House Speaker Paul Ryan told conservative activists Friday that the Republicans’ plan on tax reform is to create as many permanent changes as possible, while making others temporary to comply with budgetary rules.
According to multiple individuals present at a meeting in his office, Ryan said the top priority is to lower, as quickly as possible, overall business and individual tax rates, as well as some sort of enhanced write-offs (“expensing”) for businesses, with the aim of reaping the economic benefits headed into the 2018 midterm elections. Republicans sorely need such a win after the implosion of their plans to repeal and replace Obamacare.
“They want to make as much of it as possible permanent,” said Grover Norquist, the president of Americans for Tax Reform, one of the conservative groups in the room. He added that conservatives were at “97 percent” agreement on tax reform after a tax on imports, known as “border adjustment,” was tabled yesterday.
“It’s now a question of making it fit” within the budgetary rules Congress must follow, he said.
Republicans are planning to use a tactic known as budget reconciliation to push tax reform through the Senate without Democratic votes. But any provision in a reconciliation package that would add to the deficit outside the 10-year budget window has to be temporary.
For instance, tax cuts spearheaded by President George W. Bush in 2003 had to expire after 10 years, and became a political football during the Obama administration. Republicans hope to avoid a replay and plan to mix and match the various parts of tax reform. Measures that they believe would be politically easy to renew in 10 years would be put in the temporary pile.
Most likely to end up permanent would be cuts to business and individual rates, as well as some sort of carrot-and-stick approach to prevent companies from offshoring revenues and other assets to avoid paying taxes on them in the U.S.

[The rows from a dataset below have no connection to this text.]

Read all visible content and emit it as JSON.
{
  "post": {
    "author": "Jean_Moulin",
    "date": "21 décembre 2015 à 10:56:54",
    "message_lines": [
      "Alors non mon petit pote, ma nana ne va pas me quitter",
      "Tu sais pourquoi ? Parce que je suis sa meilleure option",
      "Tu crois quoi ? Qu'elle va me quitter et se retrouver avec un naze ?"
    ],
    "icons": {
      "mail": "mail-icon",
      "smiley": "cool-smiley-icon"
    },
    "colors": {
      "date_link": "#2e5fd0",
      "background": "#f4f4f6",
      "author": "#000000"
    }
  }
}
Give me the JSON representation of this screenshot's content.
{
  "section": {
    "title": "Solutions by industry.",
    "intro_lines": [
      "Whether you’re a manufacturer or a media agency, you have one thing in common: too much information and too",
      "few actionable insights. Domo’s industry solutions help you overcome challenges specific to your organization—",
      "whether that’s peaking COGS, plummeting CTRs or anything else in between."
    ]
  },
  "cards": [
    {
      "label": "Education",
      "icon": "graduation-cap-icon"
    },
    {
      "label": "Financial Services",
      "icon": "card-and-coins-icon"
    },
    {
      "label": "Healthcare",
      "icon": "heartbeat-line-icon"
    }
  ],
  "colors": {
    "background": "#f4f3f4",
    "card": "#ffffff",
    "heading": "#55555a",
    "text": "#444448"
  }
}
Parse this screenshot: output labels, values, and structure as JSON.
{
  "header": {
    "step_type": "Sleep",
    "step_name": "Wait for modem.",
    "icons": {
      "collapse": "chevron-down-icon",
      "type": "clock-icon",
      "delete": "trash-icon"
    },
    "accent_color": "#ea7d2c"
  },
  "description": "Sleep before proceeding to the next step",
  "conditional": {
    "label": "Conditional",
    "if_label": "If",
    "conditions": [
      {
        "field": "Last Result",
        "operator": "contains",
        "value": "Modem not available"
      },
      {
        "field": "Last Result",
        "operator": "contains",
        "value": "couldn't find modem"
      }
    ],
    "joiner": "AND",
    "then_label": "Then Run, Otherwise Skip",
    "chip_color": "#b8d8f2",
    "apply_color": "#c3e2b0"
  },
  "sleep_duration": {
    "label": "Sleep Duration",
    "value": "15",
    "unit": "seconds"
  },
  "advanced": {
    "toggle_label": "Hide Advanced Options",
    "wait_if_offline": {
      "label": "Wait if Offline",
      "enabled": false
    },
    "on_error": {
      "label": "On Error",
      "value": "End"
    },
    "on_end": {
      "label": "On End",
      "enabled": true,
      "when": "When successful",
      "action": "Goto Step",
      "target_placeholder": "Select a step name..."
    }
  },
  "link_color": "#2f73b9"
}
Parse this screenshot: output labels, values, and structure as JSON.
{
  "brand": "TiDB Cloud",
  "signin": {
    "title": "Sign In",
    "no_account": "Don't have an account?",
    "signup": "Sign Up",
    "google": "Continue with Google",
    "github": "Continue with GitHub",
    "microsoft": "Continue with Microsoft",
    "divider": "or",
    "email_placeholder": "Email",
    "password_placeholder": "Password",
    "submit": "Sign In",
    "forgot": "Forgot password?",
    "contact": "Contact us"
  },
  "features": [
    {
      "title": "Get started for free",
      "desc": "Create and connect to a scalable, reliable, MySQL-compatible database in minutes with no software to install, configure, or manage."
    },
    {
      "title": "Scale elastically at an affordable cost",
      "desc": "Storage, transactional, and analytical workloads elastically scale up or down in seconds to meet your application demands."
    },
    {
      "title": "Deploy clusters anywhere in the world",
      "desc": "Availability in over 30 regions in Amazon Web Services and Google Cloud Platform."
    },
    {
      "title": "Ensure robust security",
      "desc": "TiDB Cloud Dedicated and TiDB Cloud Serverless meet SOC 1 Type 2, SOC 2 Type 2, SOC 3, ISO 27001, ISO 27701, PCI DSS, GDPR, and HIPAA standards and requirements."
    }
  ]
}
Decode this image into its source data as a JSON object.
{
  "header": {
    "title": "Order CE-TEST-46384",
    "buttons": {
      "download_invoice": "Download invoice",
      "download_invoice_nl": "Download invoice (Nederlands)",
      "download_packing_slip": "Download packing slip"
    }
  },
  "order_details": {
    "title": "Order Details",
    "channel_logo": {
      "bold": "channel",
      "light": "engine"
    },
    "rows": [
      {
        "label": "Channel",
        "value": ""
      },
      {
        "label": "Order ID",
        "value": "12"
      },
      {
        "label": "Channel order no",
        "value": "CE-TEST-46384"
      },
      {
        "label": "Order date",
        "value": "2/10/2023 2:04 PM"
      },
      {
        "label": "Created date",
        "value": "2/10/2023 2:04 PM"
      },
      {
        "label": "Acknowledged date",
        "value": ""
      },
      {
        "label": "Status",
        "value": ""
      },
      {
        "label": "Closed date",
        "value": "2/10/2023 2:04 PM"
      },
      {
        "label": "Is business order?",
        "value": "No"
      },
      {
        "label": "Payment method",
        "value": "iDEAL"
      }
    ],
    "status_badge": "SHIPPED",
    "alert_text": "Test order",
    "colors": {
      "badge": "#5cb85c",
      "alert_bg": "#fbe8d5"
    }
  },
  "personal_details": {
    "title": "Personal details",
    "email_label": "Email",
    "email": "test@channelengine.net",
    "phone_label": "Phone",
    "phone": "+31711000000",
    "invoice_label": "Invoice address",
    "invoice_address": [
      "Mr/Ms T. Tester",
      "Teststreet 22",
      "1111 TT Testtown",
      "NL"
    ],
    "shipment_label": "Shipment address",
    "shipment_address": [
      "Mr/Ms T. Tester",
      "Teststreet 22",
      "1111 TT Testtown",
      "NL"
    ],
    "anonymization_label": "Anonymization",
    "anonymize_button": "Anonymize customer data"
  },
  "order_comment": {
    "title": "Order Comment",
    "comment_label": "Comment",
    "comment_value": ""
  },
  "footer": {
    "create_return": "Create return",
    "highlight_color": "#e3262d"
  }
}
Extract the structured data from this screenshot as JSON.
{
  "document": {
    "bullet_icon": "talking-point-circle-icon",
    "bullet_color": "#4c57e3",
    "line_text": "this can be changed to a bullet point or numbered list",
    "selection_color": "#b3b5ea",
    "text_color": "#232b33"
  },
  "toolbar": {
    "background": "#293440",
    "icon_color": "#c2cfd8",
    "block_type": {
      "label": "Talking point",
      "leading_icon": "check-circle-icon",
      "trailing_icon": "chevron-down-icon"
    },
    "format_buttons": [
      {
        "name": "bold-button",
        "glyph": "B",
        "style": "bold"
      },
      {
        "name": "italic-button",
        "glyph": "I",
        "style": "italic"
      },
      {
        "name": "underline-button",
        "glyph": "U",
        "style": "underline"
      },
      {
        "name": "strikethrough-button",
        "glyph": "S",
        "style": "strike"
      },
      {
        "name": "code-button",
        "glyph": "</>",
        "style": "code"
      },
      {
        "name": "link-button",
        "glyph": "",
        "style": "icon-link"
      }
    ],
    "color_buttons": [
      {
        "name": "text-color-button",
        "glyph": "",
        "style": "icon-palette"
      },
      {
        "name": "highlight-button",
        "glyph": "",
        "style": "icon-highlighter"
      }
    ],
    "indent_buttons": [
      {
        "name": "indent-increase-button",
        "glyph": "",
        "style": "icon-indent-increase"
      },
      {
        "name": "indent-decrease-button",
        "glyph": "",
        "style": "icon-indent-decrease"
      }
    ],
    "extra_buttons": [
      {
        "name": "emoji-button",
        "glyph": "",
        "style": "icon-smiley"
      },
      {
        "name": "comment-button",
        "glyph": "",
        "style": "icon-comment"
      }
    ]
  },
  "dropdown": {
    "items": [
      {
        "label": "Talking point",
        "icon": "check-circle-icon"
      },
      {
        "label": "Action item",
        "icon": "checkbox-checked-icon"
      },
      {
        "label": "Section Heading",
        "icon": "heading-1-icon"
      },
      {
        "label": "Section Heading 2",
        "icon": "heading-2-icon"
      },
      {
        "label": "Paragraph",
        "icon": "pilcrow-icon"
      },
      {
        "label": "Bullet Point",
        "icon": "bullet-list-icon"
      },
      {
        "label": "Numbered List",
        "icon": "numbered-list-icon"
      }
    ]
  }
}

Elimination of various individual tax breaks, including the federal deduction for payment of state and local taxes, could be permanent as well, since it would help pay for lower rates. Ending the state and local tax deduction also would serve a secondary conservative goal of putting pressure on high-tax states to lower their own rates, since their residents would no longer see a benefit from the federal write-off.
Doubling the standard deduction that individuals can claim instead of itemizing expenses on their tax returns, as well as increasing the amount of money businesses can write down immediately for large purchases, are more likely to be temporary. The goal would be to extend them or make them permanent down the road.
Specifics will be ironed out during the August recess, as staff for the tax policy committees in the House and Senate bounce different ideas off the CBO and Joint Committee on Taxation to get a better sense of how the different pieces will fit.
Privately, Republican leadership will whip members into line on passing a budget to serve as a vehicle for tax reform in September, while publicly, Ryan, House Ways and Means Chairman Kevin Brady (R-Texas) and President Donald Trump will hit the road to sell tax reform to the public.
“I think everyone is eager to pivot” from “the health care quagmire,” said conservative lobbyist Ryan Ellis, another person in the room for Friday’s meeting.